### Record excerpts

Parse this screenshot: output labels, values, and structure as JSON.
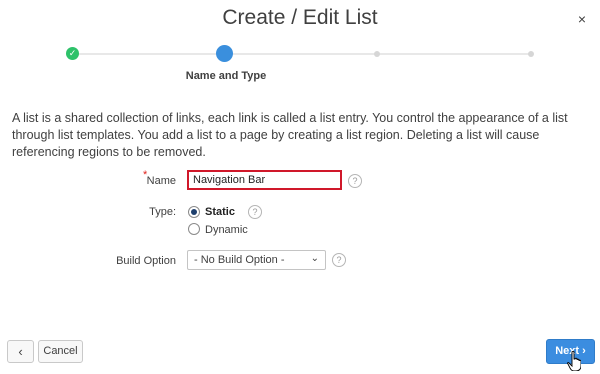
{
  "dialog": {
    "title": "Create / Edit List",
    "close_icon": "close-icon",
    "close_glyph": "×"
  },
  "wizard": {
    "steps": [
      "completed",
      "current",
      "pending",
      "pending"
    ],
    "current_label": "Name and Type",
    "done_glyph": "✓"
  },
  "description": "A list is a shared collection of links, each link is called a list entry. You control the appearance of a list through list templates. You add a list to a page by creating a list region. Deleting a list will cause referencing regions to be removed.",
  "form": {
    "name": {
      "label": "Name",
      "required_marker": "*",
      "value": "Navigation Bar",
      "help_glyph": "?"
    },
    "type": {
      "label": "Type:",
      "options": [
        {
          "label": "Static",
          "checked": true
        },
        {
          "label": "Dynamic",
          "checked": false
        }
      ],
      "help_glyph": "?"
    },
    "build_option": {
      "label": "Build Option",
      "selected": "- No Build Option -",
      "chevron_glyph": "⌄",
      "help_glyph": "?"
    }
  },
  "footer": {
    "back_glyph": "‹",
    "cancel_label": "Cancel",
    "next_label": "Next ›"
  },
  "colors": {
    "accent": "#3b8de0",
    "success": "#2ec26a",
    "error_border": "#d0182a"
  }
}
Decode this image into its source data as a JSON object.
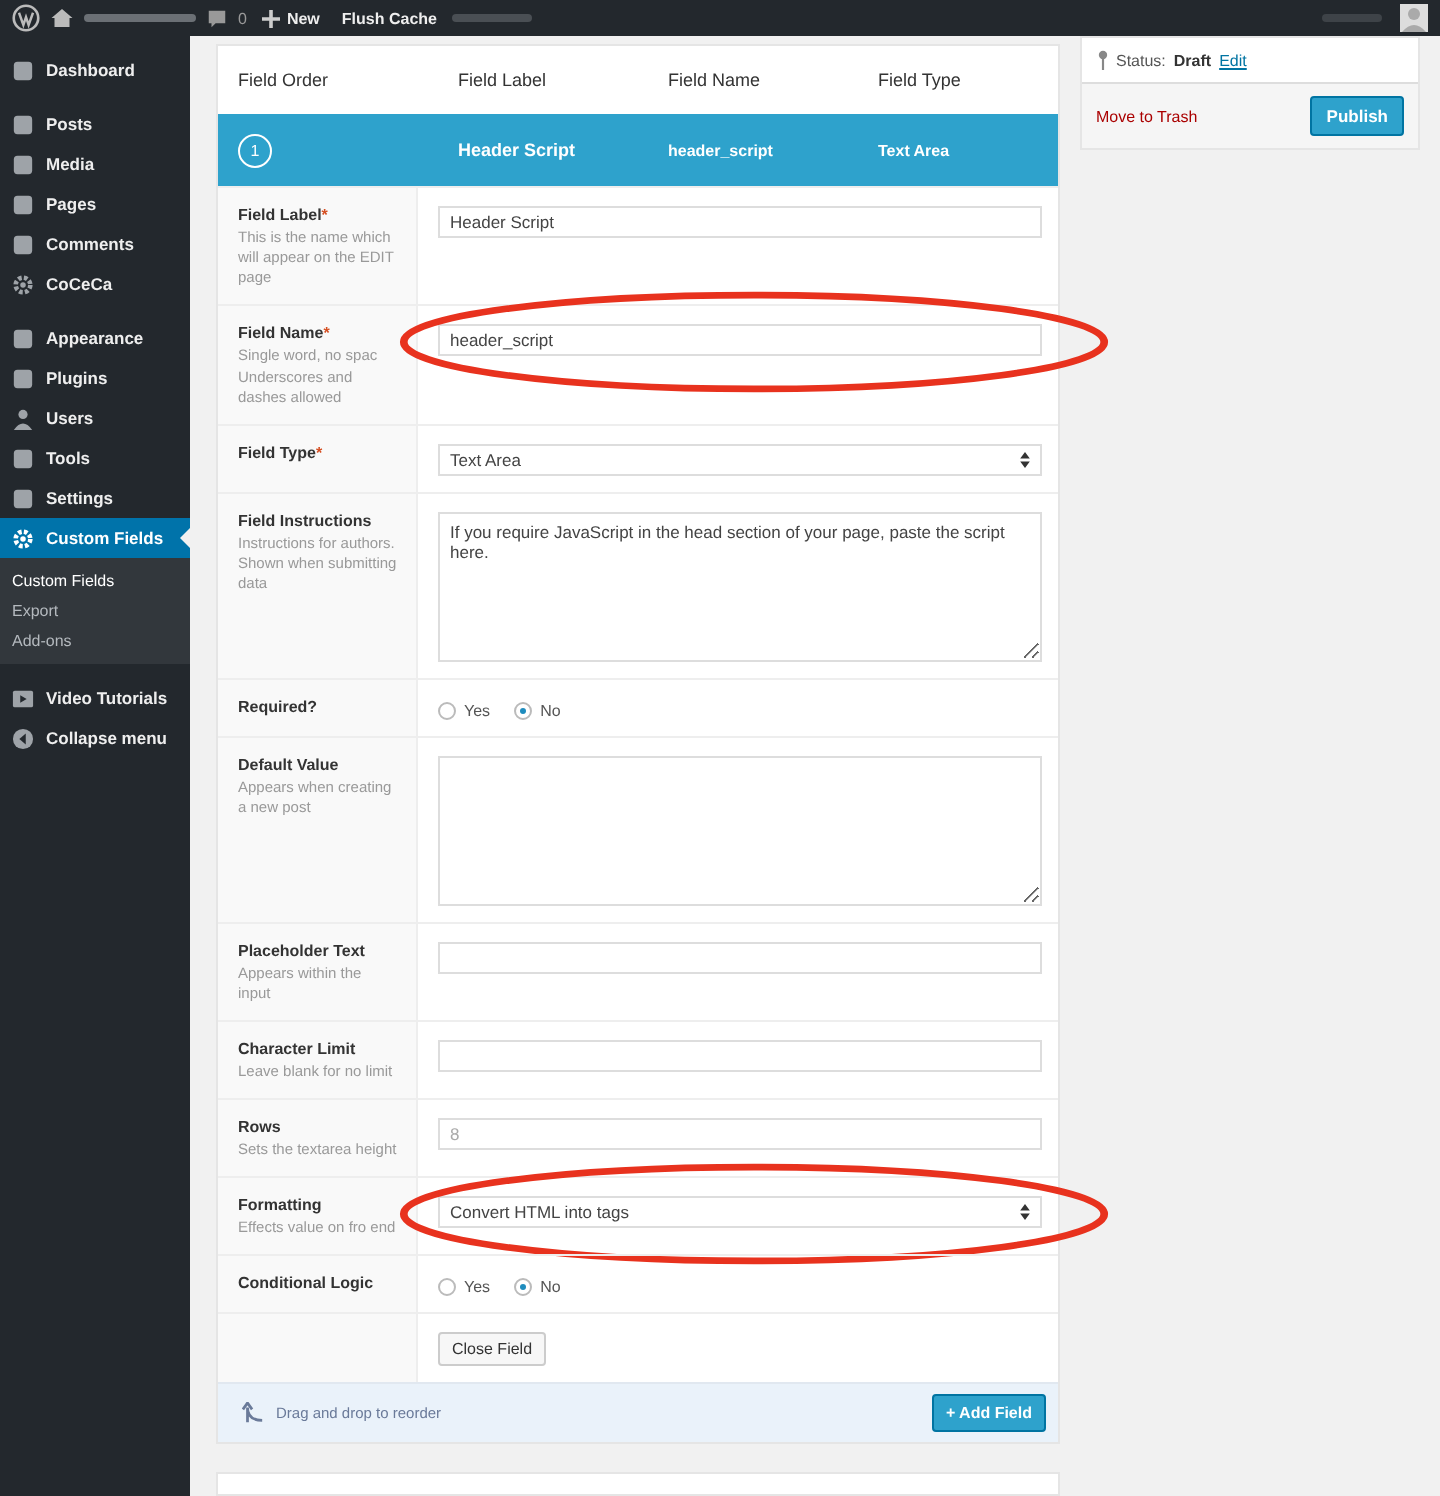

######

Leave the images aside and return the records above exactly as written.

Parse this screenshot: output labels, values, and structure as JSON.
{
  "dialog": {
    "title": "Create / Edit List",
    "close_icon": "close-icon",
    "close_glyph": "×"
  },
  "wizard": {
    "steps": [
      "completed",
      "current",
      "pending",
      "pending"
    ],
    "current_label": "Name and Type",
    "done_glyph": "✓"
  },
  "description": "A list is a shared collection of links, each link is called a list entry. You control the appearance of a list through list templates. You add a list to a page by creating a list region. Deleting a list will cause referencing regions to be removed.",
  "form": {
    "name": {
      "label": "Name",
      "required_marker": "*",
      "value": "Navigation Bar",
      "help_glyph": "?"
    },
    "type": {
      "label": "Type:",
      "options": [
        {
          "label": "Static",
          "checked": true
        },
        {
          "label": "Dynamic",
          "checked": false
        }
      ],
      "help_glyph": "?"
    },
    "build_option": {
      "label": "Build Option",
      "selected": "- No Build Option -",
      "chevron_glyph": "⌄",
      "help_glyph": "?"
    }
  },
  "footer": {
    "back_glyph": "‹",
    "cancel_label": "Cancel",
    "next_label": "Next ›"
  },
  "colors": {
    "accent": "#3b8de0",
    "success": "#2ec26a",
    "error_border": "#d0182a"
  }
}
Decode this image into its source data as a JSON object.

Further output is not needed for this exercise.